• _Exercise directions_: Within the listing below, please show every line carrying the string "Army".

• _Working data_:
+++
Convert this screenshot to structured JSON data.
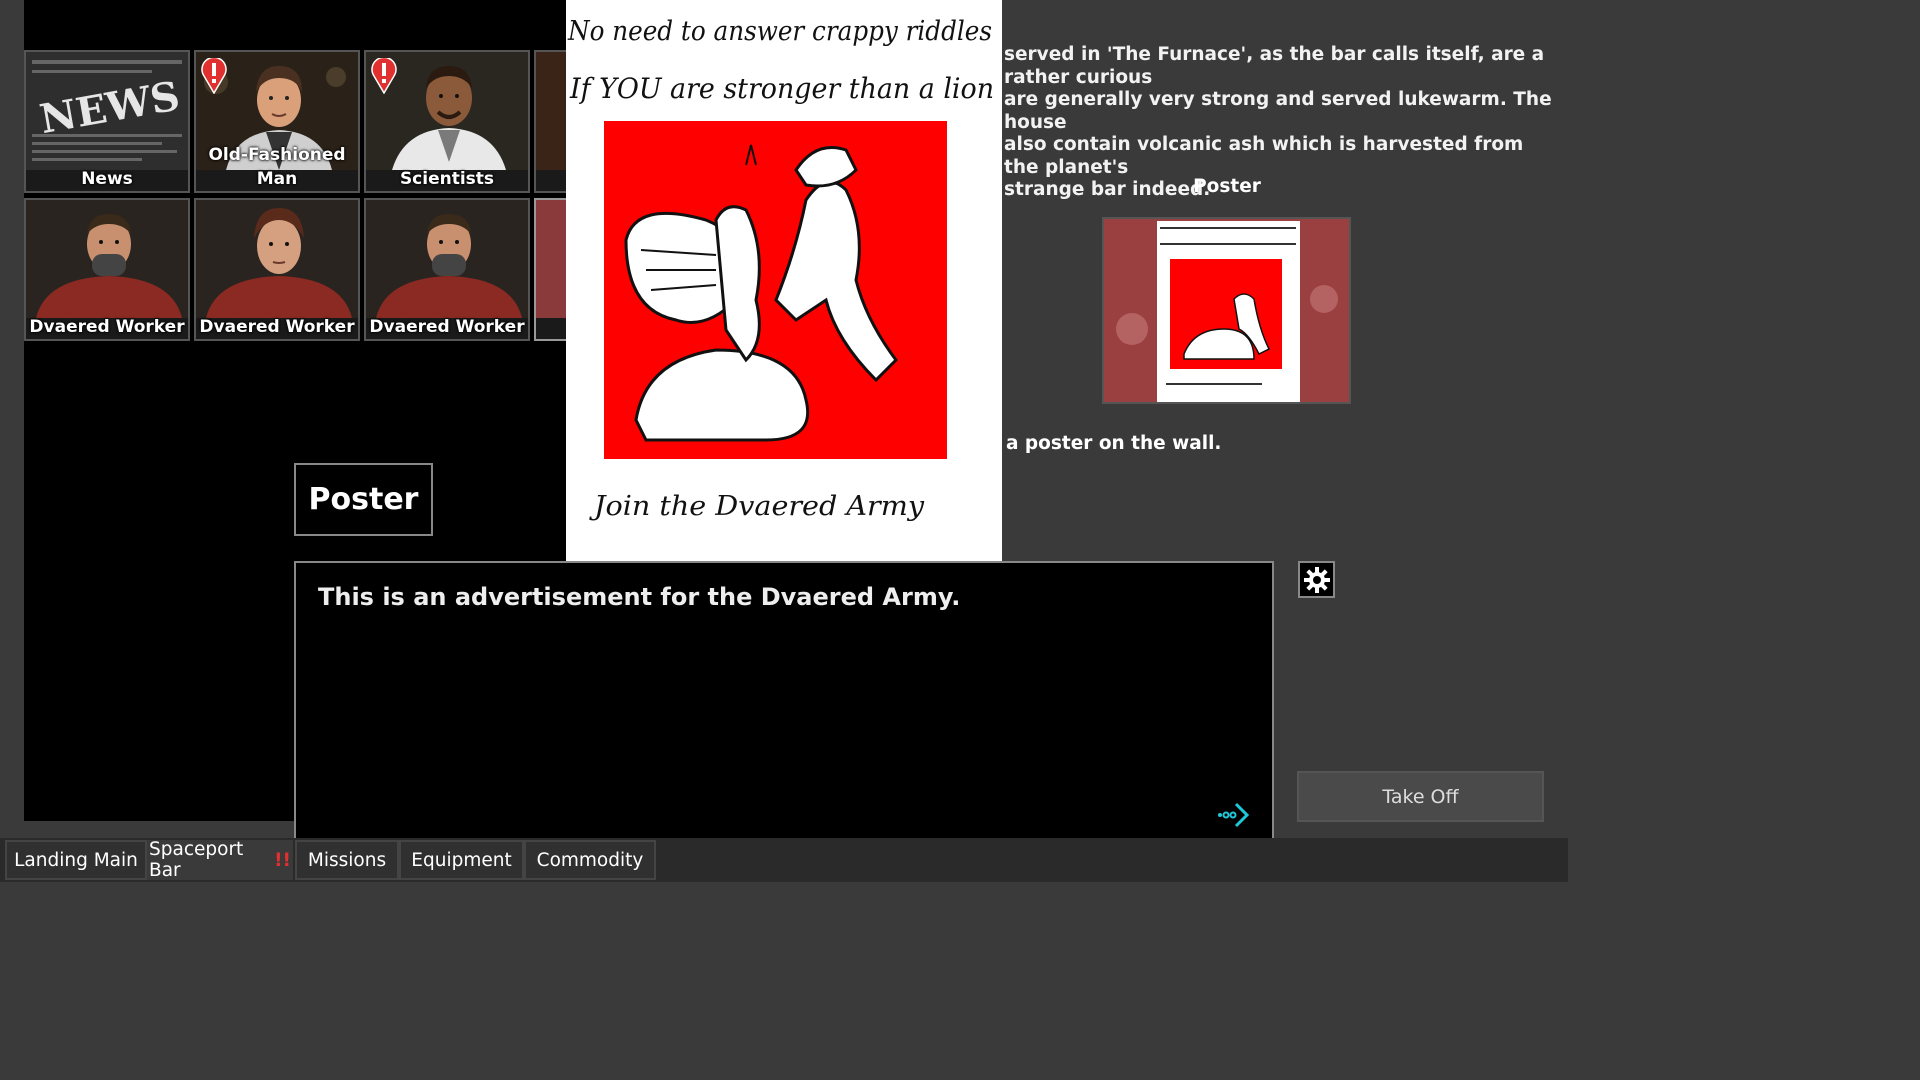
{
  "npcs": [
    {
      "label": "News",
      "alert": false
    },
    {
      "label": "Old-Fashioned Man",
      "alert": true
    },
    {
      "label": "Scientists",
      "alert": true
    },
    {
      "label": "Dvaered Worker",
      "alert": false
    },
    {
      "label": "Dvaered Worker",
      "alert": false
    },
    {
      "label": "Dvaered Worker",
      "alert": false
    }
  ],
  "poster_title": "Poster",
  "poster": {
    "line1": "No need to answer crappy riddles",
    "line2": "If YOU are stronger than a lion",
    "footer": "Join the Dvaered Army"
  },
  "dialog": {
    "text": "This is an advertisement for the Dvaered Army."
  },
  "description": "served in 'The Furnace', as the bar calls itself, are a rather curious\nare generally very strong and served lukewarm. The house\nalso contain volcanic ash which is harvested from the planet's\nstrange bar indeed.",
  "right_poster_label": "Poster",
  "right_caption": "a poster on the wall.",
  "takeoff_label": "Take Off",
  "tabs": [
    {
      "label": "Landing Main",
      "alert": ""
    },
    {
      "label": "Spaceport Bar",
      "alert": "!!"
    },
    {
      "label": "Missions",
      "alert": ""
    },
    {
      "label": "Equipment",
      "alert": ""
    },
    {
      "label": "Commodity",
      "alert": ""
    }
  ],
  "colors": {
    "poster_red": "#ff0000",
    "alert_red": "#e03030",
    "arrow_cyan": "#1ec8d8"
  }
}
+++
• _Result below_:
    "footer": "Join the Dvaered Army"
    "text": "This is an advertisement for the Dvaered Army."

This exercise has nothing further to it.